• **What needs to be done**: Show every line below where "FrameLayout" can be found.

• **Study material**:

== Segment start ==

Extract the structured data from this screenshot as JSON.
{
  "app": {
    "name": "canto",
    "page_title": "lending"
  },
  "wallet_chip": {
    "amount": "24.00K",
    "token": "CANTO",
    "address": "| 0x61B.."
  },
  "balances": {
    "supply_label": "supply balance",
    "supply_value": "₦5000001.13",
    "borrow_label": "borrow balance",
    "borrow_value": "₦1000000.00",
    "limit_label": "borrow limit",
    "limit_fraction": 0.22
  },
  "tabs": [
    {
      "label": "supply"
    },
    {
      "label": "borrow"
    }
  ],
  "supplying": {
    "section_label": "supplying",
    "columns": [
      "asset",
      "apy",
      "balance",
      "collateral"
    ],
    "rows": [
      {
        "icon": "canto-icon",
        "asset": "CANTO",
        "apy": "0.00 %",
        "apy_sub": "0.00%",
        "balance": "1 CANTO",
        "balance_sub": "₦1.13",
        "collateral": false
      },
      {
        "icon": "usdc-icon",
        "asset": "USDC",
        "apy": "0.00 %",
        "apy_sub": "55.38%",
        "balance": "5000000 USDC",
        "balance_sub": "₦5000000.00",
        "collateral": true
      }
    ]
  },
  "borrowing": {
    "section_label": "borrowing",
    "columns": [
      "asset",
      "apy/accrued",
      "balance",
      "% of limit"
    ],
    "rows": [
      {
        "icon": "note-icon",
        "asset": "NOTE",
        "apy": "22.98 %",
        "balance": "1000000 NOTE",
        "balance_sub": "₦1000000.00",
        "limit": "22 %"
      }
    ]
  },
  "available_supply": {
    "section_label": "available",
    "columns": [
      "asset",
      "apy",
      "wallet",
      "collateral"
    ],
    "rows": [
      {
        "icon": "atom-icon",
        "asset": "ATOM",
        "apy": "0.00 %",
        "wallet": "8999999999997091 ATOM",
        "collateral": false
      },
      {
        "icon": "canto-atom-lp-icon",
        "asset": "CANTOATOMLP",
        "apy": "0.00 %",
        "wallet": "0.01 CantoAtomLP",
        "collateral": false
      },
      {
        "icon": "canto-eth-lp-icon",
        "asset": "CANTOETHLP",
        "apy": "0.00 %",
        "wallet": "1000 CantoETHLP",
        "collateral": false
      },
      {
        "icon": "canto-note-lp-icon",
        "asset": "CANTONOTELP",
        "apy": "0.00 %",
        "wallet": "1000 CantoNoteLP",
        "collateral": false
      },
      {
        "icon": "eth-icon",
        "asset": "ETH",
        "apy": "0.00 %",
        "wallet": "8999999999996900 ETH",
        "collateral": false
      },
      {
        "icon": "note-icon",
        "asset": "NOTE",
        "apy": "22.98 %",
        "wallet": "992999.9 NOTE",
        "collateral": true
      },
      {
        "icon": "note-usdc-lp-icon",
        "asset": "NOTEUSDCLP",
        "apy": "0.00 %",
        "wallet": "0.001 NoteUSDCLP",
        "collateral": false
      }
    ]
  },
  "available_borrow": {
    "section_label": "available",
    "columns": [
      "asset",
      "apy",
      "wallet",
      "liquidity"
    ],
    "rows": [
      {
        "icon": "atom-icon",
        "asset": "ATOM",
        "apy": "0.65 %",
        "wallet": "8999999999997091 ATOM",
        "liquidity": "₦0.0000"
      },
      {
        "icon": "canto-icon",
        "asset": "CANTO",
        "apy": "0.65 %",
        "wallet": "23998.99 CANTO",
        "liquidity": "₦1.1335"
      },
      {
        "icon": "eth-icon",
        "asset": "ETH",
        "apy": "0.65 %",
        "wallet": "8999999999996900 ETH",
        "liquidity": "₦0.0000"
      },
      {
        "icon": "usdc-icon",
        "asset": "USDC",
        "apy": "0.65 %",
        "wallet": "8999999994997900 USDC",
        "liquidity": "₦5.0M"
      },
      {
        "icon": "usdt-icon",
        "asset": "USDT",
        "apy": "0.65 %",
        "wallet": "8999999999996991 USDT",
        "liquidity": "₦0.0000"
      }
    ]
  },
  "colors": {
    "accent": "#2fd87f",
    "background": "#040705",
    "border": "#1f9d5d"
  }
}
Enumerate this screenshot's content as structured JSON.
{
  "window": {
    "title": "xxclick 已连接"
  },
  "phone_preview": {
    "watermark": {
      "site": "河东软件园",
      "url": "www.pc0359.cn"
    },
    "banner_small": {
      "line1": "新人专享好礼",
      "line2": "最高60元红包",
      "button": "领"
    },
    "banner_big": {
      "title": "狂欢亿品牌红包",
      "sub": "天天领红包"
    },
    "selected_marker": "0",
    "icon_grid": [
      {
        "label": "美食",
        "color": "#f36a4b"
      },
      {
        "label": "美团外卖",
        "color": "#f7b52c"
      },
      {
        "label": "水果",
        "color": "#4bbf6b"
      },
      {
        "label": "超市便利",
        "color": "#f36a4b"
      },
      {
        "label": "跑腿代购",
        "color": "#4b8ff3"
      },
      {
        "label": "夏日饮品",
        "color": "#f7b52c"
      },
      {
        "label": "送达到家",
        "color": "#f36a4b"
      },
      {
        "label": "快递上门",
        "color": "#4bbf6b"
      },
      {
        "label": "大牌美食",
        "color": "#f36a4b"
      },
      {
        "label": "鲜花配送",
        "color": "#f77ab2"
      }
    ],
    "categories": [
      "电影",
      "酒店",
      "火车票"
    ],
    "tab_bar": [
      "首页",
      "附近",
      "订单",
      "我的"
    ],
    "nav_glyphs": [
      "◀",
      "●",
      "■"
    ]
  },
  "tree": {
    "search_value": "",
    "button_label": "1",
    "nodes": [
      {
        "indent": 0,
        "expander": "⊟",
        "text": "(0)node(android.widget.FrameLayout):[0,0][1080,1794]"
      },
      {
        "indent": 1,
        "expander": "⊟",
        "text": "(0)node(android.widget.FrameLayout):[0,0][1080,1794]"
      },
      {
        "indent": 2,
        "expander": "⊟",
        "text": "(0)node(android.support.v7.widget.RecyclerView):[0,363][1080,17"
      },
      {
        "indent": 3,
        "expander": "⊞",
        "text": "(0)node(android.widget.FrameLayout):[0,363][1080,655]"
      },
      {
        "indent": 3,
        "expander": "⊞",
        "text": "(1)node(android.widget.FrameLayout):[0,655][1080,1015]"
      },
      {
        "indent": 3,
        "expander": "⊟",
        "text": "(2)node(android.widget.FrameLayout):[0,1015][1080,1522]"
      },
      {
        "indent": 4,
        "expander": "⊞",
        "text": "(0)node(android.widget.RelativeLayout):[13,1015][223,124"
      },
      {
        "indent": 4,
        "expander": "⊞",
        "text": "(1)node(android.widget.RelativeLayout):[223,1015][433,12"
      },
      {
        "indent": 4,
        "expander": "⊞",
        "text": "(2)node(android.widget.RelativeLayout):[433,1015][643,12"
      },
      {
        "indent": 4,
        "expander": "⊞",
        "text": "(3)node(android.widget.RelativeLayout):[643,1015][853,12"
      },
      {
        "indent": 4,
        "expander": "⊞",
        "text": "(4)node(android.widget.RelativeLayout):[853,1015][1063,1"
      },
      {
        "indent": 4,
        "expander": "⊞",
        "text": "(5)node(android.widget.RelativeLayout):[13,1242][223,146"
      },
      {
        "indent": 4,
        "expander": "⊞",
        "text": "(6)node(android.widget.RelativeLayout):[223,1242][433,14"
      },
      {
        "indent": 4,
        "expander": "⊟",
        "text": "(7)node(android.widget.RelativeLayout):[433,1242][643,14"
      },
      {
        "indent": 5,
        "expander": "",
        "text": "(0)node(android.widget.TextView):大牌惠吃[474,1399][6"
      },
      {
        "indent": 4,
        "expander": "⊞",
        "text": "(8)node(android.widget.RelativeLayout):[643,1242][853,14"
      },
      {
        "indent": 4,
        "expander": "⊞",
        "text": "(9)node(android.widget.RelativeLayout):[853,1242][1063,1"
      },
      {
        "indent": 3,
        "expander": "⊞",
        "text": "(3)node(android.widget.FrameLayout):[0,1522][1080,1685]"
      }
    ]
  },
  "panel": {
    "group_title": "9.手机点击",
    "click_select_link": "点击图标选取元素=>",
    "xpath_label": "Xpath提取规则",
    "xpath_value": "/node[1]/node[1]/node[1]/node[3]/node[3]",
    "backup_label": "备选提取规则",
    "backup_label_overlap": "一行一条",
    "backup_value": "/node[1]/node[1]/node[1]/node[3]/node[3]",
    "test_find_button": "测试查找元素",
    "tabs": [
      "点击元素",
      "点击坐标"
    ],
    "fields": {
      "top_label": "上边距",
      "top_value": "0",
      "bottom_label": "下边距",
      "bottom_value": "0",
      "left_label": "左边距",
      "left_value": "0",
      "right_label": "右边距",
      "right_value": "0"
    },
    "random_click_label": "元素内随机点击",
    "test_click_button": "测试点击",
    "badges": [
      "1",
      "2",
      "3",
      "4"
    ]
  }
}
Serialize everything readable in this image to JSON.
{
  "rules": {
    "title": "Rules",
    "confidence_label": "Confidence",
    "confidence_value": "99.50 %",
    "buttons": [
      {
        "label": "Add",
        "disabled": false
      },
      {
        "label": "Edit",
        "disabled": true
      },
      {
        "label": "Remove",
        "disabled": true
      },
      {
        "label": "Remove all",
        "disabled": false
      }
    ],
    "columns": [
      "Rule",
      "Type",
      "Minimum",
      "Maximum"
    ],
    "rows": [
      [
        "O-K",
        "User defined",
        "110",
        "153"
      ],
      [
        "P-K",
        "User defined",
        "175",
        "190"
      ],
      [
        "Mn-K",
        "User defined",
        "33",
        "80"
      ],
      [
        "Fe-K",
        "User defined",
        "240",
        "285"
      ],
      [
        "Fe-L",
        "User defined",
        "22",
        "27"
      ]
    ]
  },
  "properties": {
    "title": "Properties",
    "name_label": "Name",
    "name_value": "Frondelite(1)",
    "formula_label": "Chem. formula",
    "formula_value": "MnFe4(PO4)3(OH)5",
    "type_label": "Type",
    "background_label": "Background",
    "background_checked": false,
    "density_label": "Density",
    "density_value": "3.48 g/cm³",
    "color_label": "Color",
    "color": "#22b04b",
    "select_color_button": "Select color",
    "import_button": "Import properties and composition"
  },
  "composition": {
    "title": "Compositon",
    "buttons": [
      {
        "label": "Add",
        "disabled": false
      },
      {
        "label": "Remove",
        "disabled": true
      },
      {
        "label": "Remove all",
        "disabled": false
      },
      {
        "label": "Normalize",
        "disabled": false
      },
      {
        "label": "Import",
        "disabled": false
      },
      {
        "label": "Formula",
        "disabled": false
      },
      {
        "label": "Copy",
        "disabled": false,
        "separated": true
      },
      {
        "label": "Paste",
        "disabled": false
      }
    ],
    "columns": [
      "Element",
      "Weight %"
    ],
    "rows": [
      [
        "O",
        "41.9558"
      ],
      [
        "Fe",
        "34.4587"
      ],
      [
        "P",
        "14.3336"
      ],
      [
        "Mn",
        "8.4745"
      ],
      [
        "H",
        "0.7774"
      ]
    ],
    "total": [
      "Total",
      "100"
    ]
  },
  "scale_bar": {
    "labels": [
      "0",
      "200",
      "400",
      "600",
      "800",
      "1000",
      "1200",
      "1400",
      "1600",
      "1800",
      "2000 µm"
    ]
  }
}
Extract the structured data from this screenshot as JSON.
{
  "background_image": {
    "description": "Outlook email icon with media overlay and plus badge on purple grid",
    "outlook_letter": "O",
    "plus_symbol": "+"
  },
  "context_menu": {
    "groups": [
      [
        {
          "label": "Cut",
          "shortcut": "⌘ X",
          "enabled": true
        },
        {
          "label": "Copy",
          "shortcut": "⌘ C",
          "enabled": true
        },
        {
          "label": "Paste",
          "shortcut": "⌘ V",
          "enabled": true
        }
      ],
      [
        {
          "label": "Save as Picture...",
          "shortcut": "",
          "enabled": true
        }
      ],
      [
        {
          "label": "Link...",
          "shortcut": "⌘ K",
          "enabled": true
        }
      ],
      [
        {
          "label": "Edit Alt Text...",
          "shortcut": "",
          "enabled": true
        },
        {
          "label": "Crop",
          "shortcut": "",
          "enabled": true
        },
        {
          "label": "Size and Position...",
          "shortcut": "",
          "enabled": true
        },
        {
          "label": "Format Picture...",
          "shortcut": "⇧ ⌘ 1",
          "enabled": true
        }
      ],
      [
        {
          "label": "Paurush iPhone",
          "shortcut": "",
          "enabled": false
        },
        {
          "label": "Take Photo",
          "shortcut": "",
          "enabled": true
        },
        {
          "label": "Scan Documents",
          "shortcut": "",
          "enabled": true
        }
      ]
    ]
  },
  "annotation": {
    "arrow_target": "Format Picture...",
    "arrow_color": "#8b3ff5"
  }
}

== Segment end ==

• **Reply**:
        "text": "(0)node(android.widget.FrameLayout):[0,0][1080,1794]"
        "text": "(0)node(android.widget.FrameLayout):[0,0][1080,1794]"
        "text": "(0)node(android.widget.FrameLayout):[0,363][1080,655]"
        "text": "(1)node(android.widget.FrameLayout):[0,655][1080,1015]"
        "text": "(2)node(android.widget.FrameLayout):[0,1015][1080,1522]"
        "text": "(3)node(android.widget.FrameLayout):[0,1522][1080,1685]"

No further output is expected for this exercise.